◆ **Your assignment**:
Copy every line below that has the word "icon" in it.

※ ※ ※

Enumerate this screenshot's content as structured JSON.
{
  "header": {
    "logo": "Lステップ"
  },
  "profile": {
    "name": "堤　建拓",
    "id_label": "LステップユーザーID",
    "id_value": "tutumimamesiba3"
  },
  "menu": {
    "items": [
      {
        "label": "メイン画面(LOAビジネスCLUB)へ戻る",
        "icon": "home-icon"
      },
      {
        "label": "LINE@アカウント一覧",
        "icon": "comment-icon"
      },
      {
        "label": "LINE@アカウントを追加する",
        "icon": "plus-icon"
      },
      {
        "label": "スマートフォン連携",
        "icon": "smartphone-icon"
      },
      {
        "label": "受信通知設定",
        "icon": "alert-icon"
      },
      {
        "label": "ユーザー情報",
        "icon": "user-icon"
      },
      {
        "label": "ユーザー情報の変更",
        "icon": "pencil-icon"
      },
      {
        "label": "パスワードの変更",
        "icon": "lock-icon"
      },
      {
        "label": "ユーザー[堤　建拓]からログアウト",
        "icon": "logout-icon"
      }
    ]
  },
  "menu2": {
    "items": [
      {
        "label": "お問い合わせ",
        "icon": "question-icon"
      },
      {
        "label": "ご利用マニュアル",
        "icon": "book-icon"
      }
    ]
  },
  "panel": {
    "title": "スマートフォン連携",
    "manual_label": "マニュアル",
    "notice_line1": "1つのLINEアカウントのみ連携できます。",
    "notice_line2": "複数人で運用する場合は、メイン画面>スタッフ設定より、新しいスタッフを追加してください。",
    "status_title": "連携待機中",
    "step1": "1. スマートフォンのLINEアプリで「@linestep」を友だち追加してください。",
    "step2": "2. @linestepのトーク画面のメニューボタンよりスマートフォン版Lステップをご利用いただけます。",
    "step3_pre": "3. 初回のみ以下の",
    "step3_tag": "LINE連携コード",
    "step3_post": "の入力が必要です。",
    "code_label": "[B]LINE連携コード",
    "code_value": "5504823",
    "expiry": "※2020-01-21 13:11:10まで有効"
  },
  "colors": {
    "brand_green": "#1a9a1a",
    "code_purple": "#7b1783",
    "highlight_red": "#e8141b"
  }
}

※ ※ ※

◆ **Answer**:
        "icon": "home-icon"
        "icon": "comment-icon"
        "icon": "plus-icon"
        "icon": "smartphone-icon"
        "icon": "alert-icon"
        "icon": "user-icon"
        "icon": "pencil-icon"
        "icon": "lock-icon"
        "icon": "logout-icon"
        "icon": "question-icon"
        "icon": "book-icon"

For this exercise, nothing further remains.